True story: One of Karen’s Medicare patients, upon receiving an EOB, called Medicare & denied being in her office for a particular date of service. This triggered an audit threat (potential fines, jail time, etc.). Fortunately, Karen produced her manual sign-in sheet to prove the patient had indeed been in the office. Audit avoided. Over the years, I’ve seen such scenarios duplicated regularly: manual sign-in sheet saves the day.
Now, as of a few years ago, several chiropractic software packages have begun to tout use of a magnetic card which the patient swipes when she arrives at the office, enters a treatment room, etc. These systems suggest that you can automate the entire visit process (a great idea). Now, suppose the scenario above comes to pass in your office and you’re using this type of system. You print a computer generated list and provide it in response to Medicare’s initial request. Medicare asks how the printout was generated. You explain that you have a magnetic swipe system. And Medicare asks who is in control of
generating/programming the magnetic cards provided to the patients. You explain that your office programs them (just like a hotel’s front desk). In other words, you’re in full control of the patients’ “signature” that’s being offered as “proof” to avoid an audit. Medicare decides to press ahead with a full audit…
There’s no case law with regard to such a scenario. But over the years I’ve been in contact with the FBI Computer Forensics team and have spoken with more than one State Attorney General during investigations. The bottom line is that you can’t shrug-off the sign-in sheet as a valuable tool. If the sign-in sheets are handled manually, keep them in a loose-leaf binder or scan them in by date. Alternatively, use a product like OffiSign-In that actually stores the patient’s electronic signature separately for each visit.
The law firm of Drinker Biddle reviewed this issue extensively for us. Though there’s no case law yet (no surprise), the attorney who researched it (a full partner at the firm who has litigated major case law) indicated she wouldn’t want to have to defend against this issue if the doctor’s only physical evidence of various visits was dependent on a card swipe system.
So… this is a situation where… before we attempted to add a new “feature” to ECLIPSE — one doctors occasionally request — we spent thousands of dollars with one of the largest law firms in the USA in an attempt to determine whether it was safe to do so. How many companies that you work with actually care enough to research whether you’re protected from possible consequences of using their products? And how many of you don’t even bother to think about it in the quest to automate every aspect of your practice?

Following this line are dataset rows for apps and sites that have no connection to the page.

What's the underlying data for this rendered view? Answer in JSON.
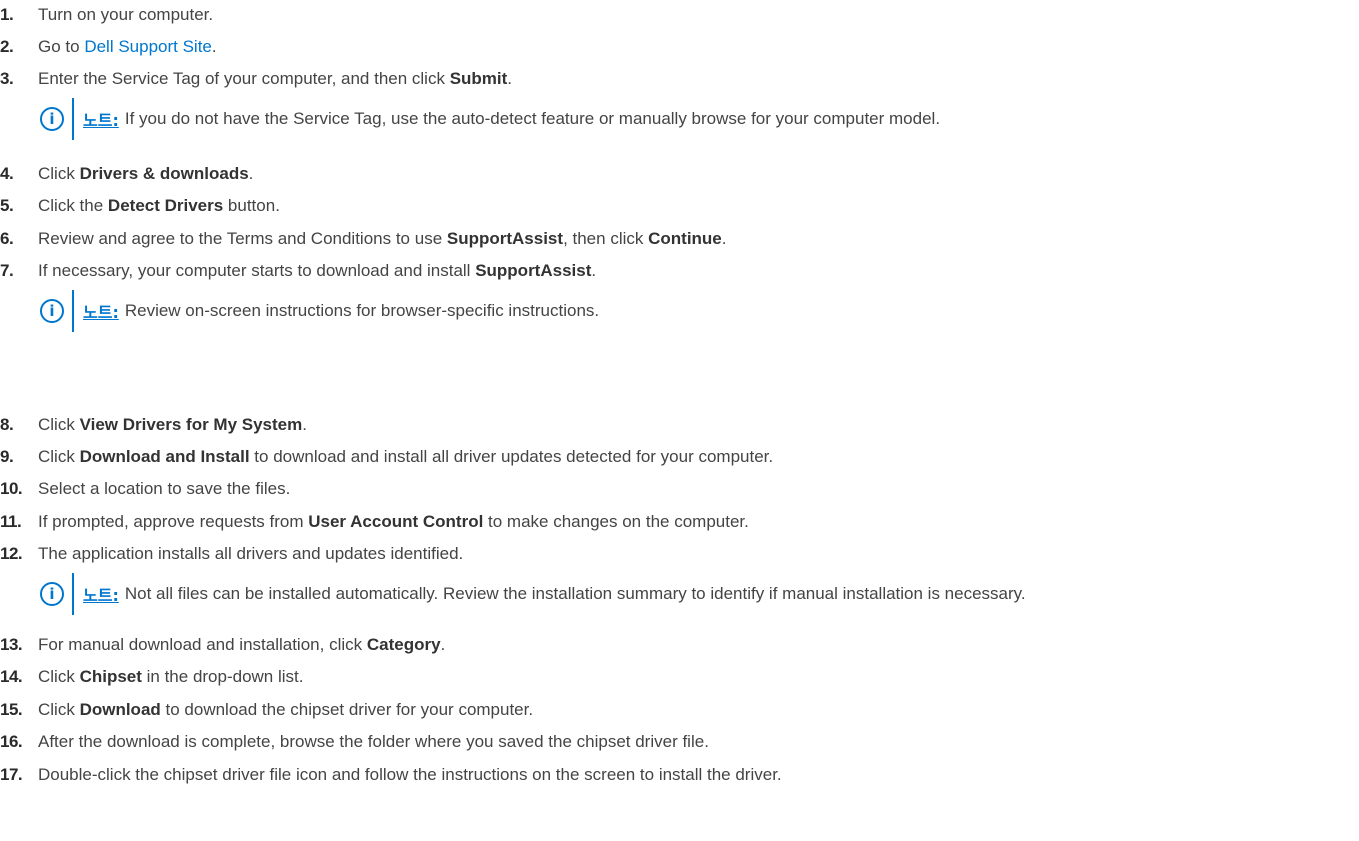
{
  "steps": {
    "s1": {
      "num": "1.",
      "text": "Turn on your computer."
    },
    "s2": {
      "num": "2.",
      "pre": "Go to ",
      "link": "Dell Support Site",
      "post": "."
    },
    "s3": {
      "num": "3.",
      "pre": "Enter the Service Tag of your computer, and then click ",
      "bold": "Submit",
      "post": "."
    },
    "s4": {
      "num": "4.",
      "pre": "Click ",
      "bold": "Drivers & downloads",
      "post": "."
    },
    "s5": {
      "num": "5.",
      "pre": "Click the ",
      "bold": "Detect Drivers",
      "post": " button."
    },
    "s6": {
      "num": "6.",
      "pre": "Review and agree to the Terms and Conditions to use ",
      "bold": "SupportAssist",
      "mid": ", then click ",
      "bold2": "Continue",
      "post": "."
    },
    "s7": {
      "num": "7.",
      "pre": "If necessary, your computer starts to download and install ",
      "bold": "SupportAssist",
      "post": "."
    },
    "s8": {
      "num": "8.",
      "pre": "Click ",
      "bold": "View Drivers for My System",
      "post": "."
    },
    "s9": {
      "num": "9.",
      "pre": "Click ",
      "bold": "Download and Install",
      "post": " to download and install all driver updates detected for your computer."
    },
    "s10": {
      "num": "10.",
      "text": "Select a location to save the files."
    },
    "s11": {
      "num": "11.",
      "pre": "If prompted, approve requests from ",
      "bold": "User Account Control",
      "post": " to make changes on the computer."
    },
    "s12": {
      "num": "12.",
      "text": "The application installs all drivers and updates identified."
    },
    "s13": {
      "num": "13.",
      "pre": "For manual download and installation, click ",
      "bold": "Category",
      "post": "."
    },
    "s14": {
      "num": "14.",
      "pre": "Click ",
      "bold": "Chipset",
      "post": " in the drop-down list."
    },
    "s15": {
      "num": "15.",
      "pre": "Click ",
      "bold": "Download",
      "post": " to download the chipset driver for your computer."
    },
    "s16": {
      "num": "16.",
      "text": "After the download is complete, browse the folder where you saved the chipset driver file."
    },
    "s17": {
      "num": "17.",
      "text": "Double-click the chipset driver file icon and follow the instructions on the screen to install the driver."
    }
  },
  "notes": {
    "label": "노트:",
    "n1": "If you do not have the Service Tag, use the auto-detect feature or manually browse for your computer model.",
    "n2": "Review on-screen instructions for browser-specific instructions.",
    "n3": "Not all files can be installed automatically. Review the installation summary to identify if manual installation is necessary."
  },
  "icons": {
    "note_icon": "info-circle-icon",
    "accent_color": "#0076ce"
  }
}
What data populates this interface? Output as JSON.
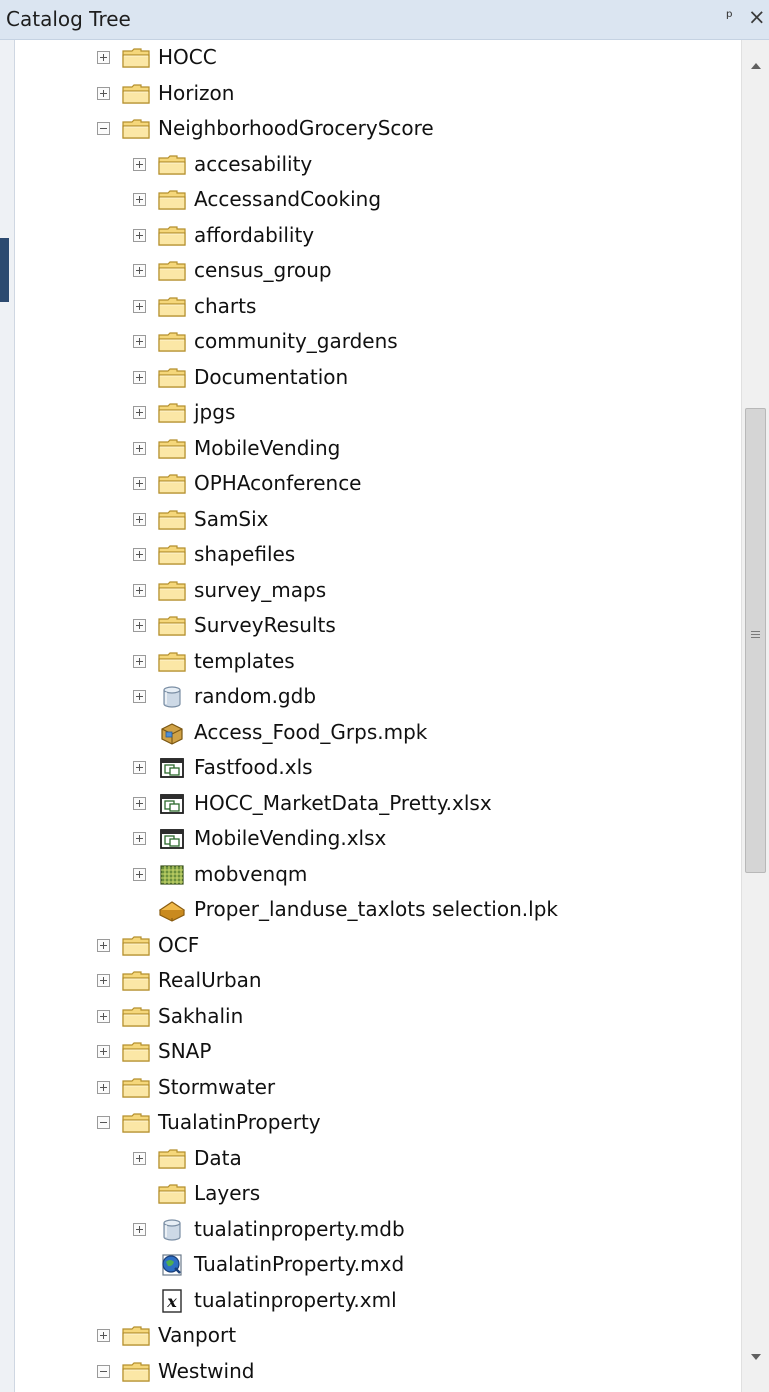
{
  "panel": {
    "title": "Catalog Tree",
    "pin_glyph": "ᵖ",
    "close_glyph": "×"
  },
  "tree": {
    "items": [
      {
        "level": 0,
        "expander": "plus",
        "icon": "folder-icon",
        "label": "HOCC"
      },
      {
        "level": 0,
        "expander": "plus",
        "icon": "folder-icon",
        "label": "Horizon"
      },
      {
        "level": 0,
        "expander": "minus",
        "icon": "folder-icon",
        "label": "NeighborhoodGroceryScore"
      },
      {
        "level": 1,
        "expander": "plus",
        "icon": "folder-icon",
        "label": "accesability"
      },
      {
        "level": 1,
        "expander": "plus",
        "icon": "folder-icon",
        "label": "AccessandCooking"
      },
      {
        "level": 1,
        "expander": "plus",
        "icon": "folder-icon",
        "label": "affordability"
      },
      {
        "level": 1,
        "expander": "plus",
        "icon": "folder-icon",
        "label": "census_group"
      },
      {
        "level": 1,
        "expander": "plus",
        "icon": "folder-icon",
        "label": "charts"
      },
      {
        "level": 1,
        "expander": "plus",
        "icon": "folder-icon",
        "label": "community_gardens"
      },
      {
        "level": 1,
        "expander": "plus",
        "icon": "folder-icon",
        "label": "Documentation"
      },
      {
        "level": 1,
        "expander": "plus",
        "icon": "folder-icon",
        "label": "jpgs"
      },
      {
        "level": 1,
        "expander": "plus",
        "icon": "folder-icon",
        "label": "MobileVending"
      },
      {
        "level": 1,
        "expander": "plus",
        "icon": "folder-icon",
        "label": "OPHAconference"
      },
      {
        "level": 1,
        "expander": "plus",
        "icon": "folder-icon",
        "label": "SamSix"
      },
      {
        "level": 1,
        "expander": "plus",
        "icon": "folder-icon",
        "label": "shapefiles"
      },
      {
        "level": 1,
        "expander": "plus",
        "icon": "folder-icon",
        "label": "survey_maps"
      },
      {
        "level": 1,
        "expander": "plus",
        "icon": "folder-icon",
        "label": "SurveyResults"
      },
      {
        "level": 1,
        "expander": "plus",
        "icon": "folder-icon",
        "label": "templates"
      },
      {
        "level": 1,
        "expander": "plus",
        "icon": "database-icon",
        "label": "random.gdb"
      },
      {
        "level": 1,
        "expander": "none",
        "icon": "map-package-icon",
        "label": "Access_Food_Grps.mpk"
      },
      {
        "level": 1,
        "expander": "plus",
        "icon": "table-icon",
        "label": "Fastfood.xls"
      },
      {
        "level": 1,
        "expander": "plus",
        "icon": "table-icon",
        "label": "HOCC_MarketData_Pretty.xlsx"
      },
      {
        "level": 1,
        "expander": "plus",
        "icon": "table-icon",
        "label": "MobileVending.xlsx"
      },
      {
        "level": 1,
        "expander": "plus",
        "icon": "raster-icon",
        "label": "mobvenqm"
      },
      {
        "level": 1,
        "expander": "none",
        "icon": "layer-package-icon",
        "label": "Proper_landuse_taxlots selection.lpk"
      },
      {
        "level": 0,
        "expander": "plus",
        "icon": "folder-icon",
        "label": "OCF"
      },
      {
        "level": 0,
        "expander": "plus",
        "icon": "folder-icon",
        "label": "RealUrban"
      },
      {
        "level": 0,
        "expander": "plus",
        "icon": "folder-icon",
        "label": "Sakhalin"
      },
      {
        "level": 0,
        "expander": "plus",
        "icon": "folder-icon",
        "label": "SNAP"
      },
      {
        "level": 0,
        "expander": "plus",
        "icon": "folder-icon",
        "label": "Stormwater"
      },
      {
        "level": 0,
        "expander": "minus",
        "icon": "folder-icon",
        "label": "TualatinProperty"
      },
      {
        "level": 1,
        "expander": "plus",
        "icon": "folder-icon",
        "label": "Data"
      },
      {
        "level": 1,
        "expander": "none",
        "icon": "folder-icon",
        "label": "Layers"
      },
      {
        "level": 1,
        "expander": "plus",
        "icon": "database-icon",
        "label": "tualatinproperty.mdb"
      },
      {
        "level": 1,
        "expander": "none",
        "icon": "map-document-icon",
        "label": "TualatinProperty.mxd"
      },
      {
        "level": 1,
        "expander": "none",
        "icon": "xml-icon",
        "label": "tualatinproperty.xml"
      },
      {
        "level": 0,
        "expander": "plus",
        "icon": "folder-icon",
        "label": "Vanport"
      },
      {
        "level": 0,
        "expander": "minus",
        "icon": "folder-icon",
        "label": "Westwind"
      }
    ]
  },
  "scrollbar": {
    "position": 0.52,
    "visible_fraction": 0.36
  }
}
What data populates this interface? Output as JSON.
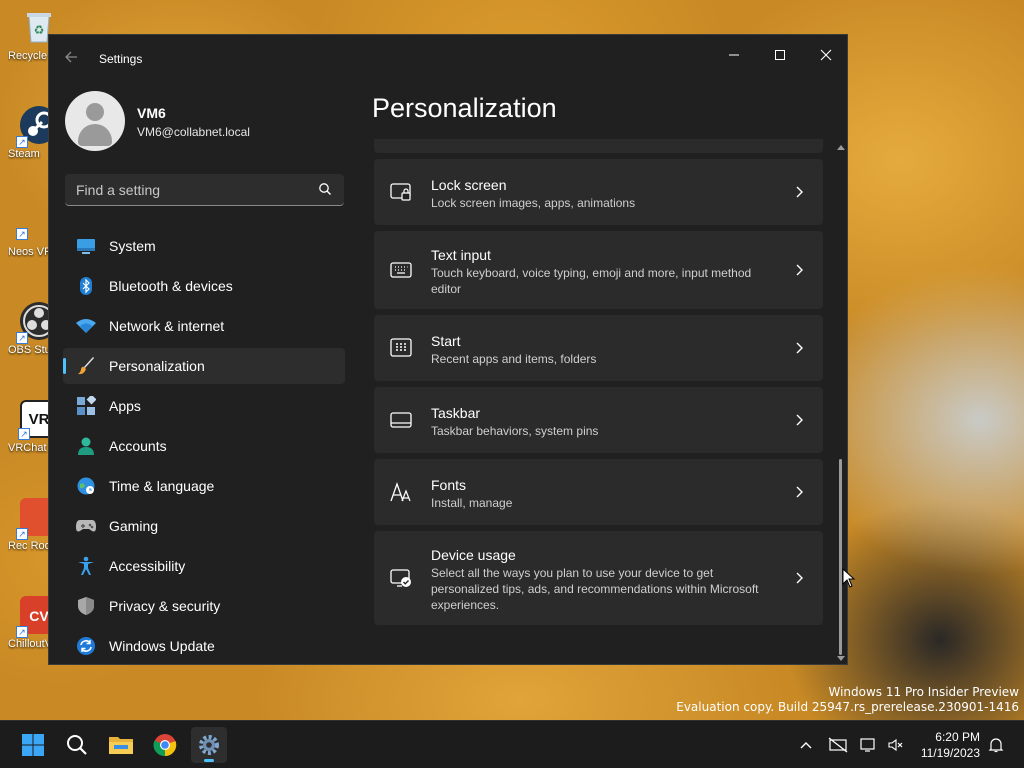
{
  "desktop": {
    "icons": [
      {
        "label": "Recycle Bin",
        "name": "recycle-bin"
      },
      {
        "label": "Steam",
        "name": "steam"
      },
      {
        "label": "Neos VR",
        "name": "neos"
      },
      {
        "label": "OBS Studio",
        "name": "obs"
      },
      {
        "label": "VRChat",
        "name": "vrchat"
      },
      {
        "label": "Rec Room",
        "name": "rec-room"
      },
      {
        "label": "ChilloutVR",
        "name": "chilloutvr"
      }
    ],
    "watermark": {
      "line1": "Windows 11 Pro Insider Preview",
      "line2": "Evaluation copy. Build 25947.rs_prerelease.230901-1416"
    }
  },
  "window": {
    "title": "Settings",
    "controls": {
      "minimize": "—",
      "maximize": "☐",
      "close": "✕"
    }
  },
  "profile": {
    "name": "VM6",
    "email": "VM6@collabnet.local"
  },
  "search": {
    "placeholder": "Find a setting"
  },
  "nav": {
    "items": [
      {
        "label": "System",
        "icon": "monitor-icon"
      },
      {
        "label": "Bluetooth & devices",
        "icon": "bluetooth-icon"
      },
      {
        "label": "Network & internet",
        "icon": "wifi-icon"
      },
      {
        "label": "Personalization",
        "icon": "brush-icon",
        "active": true
      },
      {
        "label": "Apps",
        "icon": "apps-icon"
      },
      {
        "label": "Accounts",
        "icon": "accounts-icon"
      },
      {
        "label": "Time & language",
        "icon": "globe-clock-icon"
      },
      {
        "label": "Gaming",
        "icon": "gamepad-icon"
      },
      {
        "label": "Accessibility",
        "icon": "accessibility-icon"
      },
      {
        "label": "Privacy & security",
        "icon": "shield-icon"
      },
      {
        "label": "Windows Update",
        "icon": "update-icon"
      }
    ]
  },
  "main": {
    "title": "Personalization",
    "cards": [
      {
        "title": "Lock screen",
        "desc": "Lock screen images, apps, animations",
        "icon": "lock-screen-icon"
      },
      {
        "title": "Text input",
        "desc": "Touch keyboard, voice typing, emoji and more, input method editor",
        "icon": "keyboard-icon"
      },
      {
        "title": "Start",
        "desc": "Recent apps and items, folders",
        "icon": "start-icon"
      },
      {
        "title": "Taskbar",
        "desc": "Taskbar behaviors, system pins",
        "icon": "taskbar-icon"
      },
      {
        "title": "Fonts",
        "desc": "Install, manage",
        "icon": "fonts-icon"
      },
      {
        "title": "Device usage",
        "desc": "Select all the ways you plan to use your device to get personalized tips, ads, and recommendations within Microsoft experiences.",
        "icon": "device-usage-icon"
      }
    ]
  },
  "taskbar": {
    "time": "6:20 PM",
    "date": "11/19/2023"
  },
  "colors": {
    "accent": "#4cc2ff",
    "window_bg": "#202020",
    "card_bg": "#2b2b2b"
  }
}
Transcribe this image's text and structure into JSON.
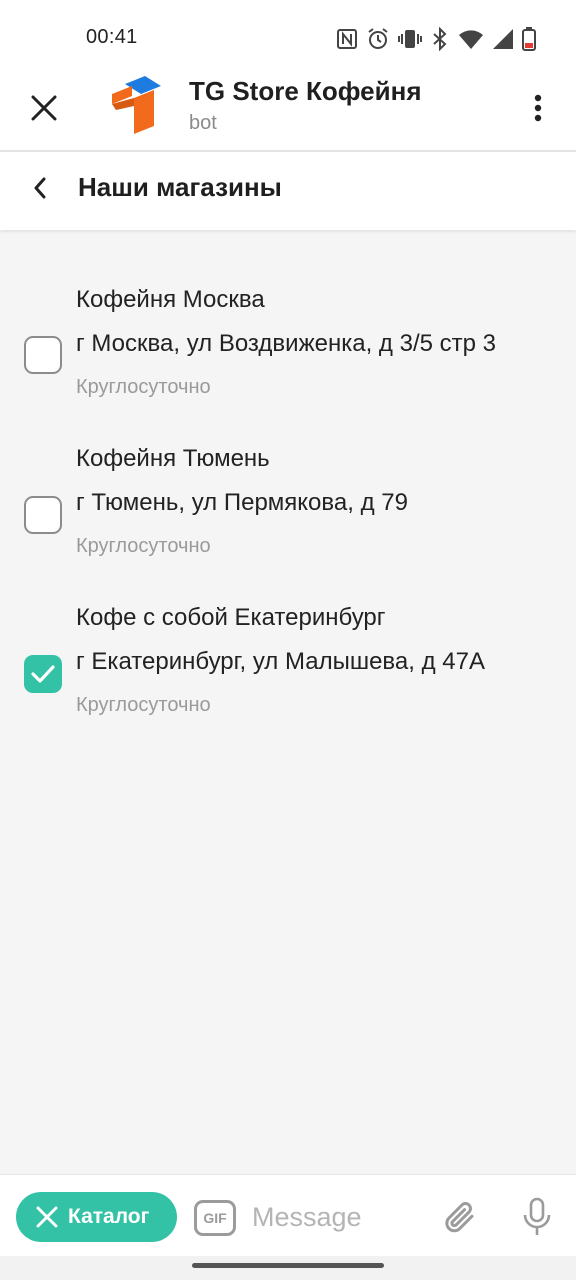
{
  "status_bar": {
    "time": "00:41",
    "icons": [
      "nfc-icon",
      "alarm-icon",
      "vibrate-icon",
      "bluetooth-icon",
      "wifi-icon",
      "signal-icon",
      "battery-icon"
    ]
  },
  "header": {
    "bot_name": "TG Store Кофейня",
    "bot_subtitle": "bot",
    "icons": {
      "close": "close-icon",
      "logo": "bot-logo",
      "more": "more-vert-icon"
    }
  },
  "page": {
    "title": "Наши магазины",
    "back_icon": "chevron-left-icon"
  },
  "stores": [
    {
      "name": "Кофейня Москва",
      "address": "г Москва, ул Воздвиженка, д 3/5 стр 3",
      "hours": "Круглосуточно",
      "selected": false
    },
    {
      "name": "Кофейня Тюмень",
      "address": "г Тюмень, ул Пермякова, д 79",
      "hours": "Круглосуточно",
      "selected": false
    },
    {
      "name": "Кофе с собой Екатеринбург",
      "address": "г Екатеринбург, ул Малышева, д 47А",
      "hours": "Круглосуточно",
      "selected": true
    }
  ],
  "bottom_bar": {
    "catalog_label": "Каталог",
    "gif_label": "GIF",
    "message_placeholder": "Message",
    "message_value": "",
    "icons": {
      "catalog": "close-icon",
      "attach": "paperclip-icon",
      "mic": "microphone-icon"
    }
  },
  "colors": {
    "accent": "#33c2a6",
    "logo_orange": "#f26b1d",
    "logo_blue": "#1e7be0",
    "background": "#f5f5f5"
  }
}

Finally, for those of you who’ve been told otherwise, sign-in sheets are indeed HIPAA compliant. This has been noted in multiple places. Here’s a quote from the DHHS website:
“For example, a hospital visitor may overhear a provider’s confidential conversation with another provider or a patient, or may glimpse a patient’s information on a sign-in sheet or nursing station whiteboard. The HIPAA Privacy Rule is not intended to impede these customary and essential communications and practices and, thus, does not require that all risk of incidental use or disclosure be eliminated to satisfy its standards.”
And another direct quote from the DHHS FAQ to answer the question: May physicians offices use patient sign-in sheets or call out the names of their patients in their waiting rooms?
“Yes. Covered entities, such as physician’s offices, may use patient sign-in sheets or call out patient names in waiting rooms, so long as the information disclosed is appropriately limited. The HIPAA Privacy Rule explicitly permits the incidental disclosures that may result from this practice, for example, when other patients in a waiting room hear the identity of the person whose name is called, or see other patient names on a sign-in sheet. However, these incidental disclosures are permitted only when the covered entity has implemented reasonable safeguards and the minimum necessary standard, where appropriate. For example, the sign-in sheet may not display medical information that is not necessary for the purpose of signing in (e.g., the medical problem for which the patient is seeing the physician). See 45 CFR 164.502(a)(1)(iii).”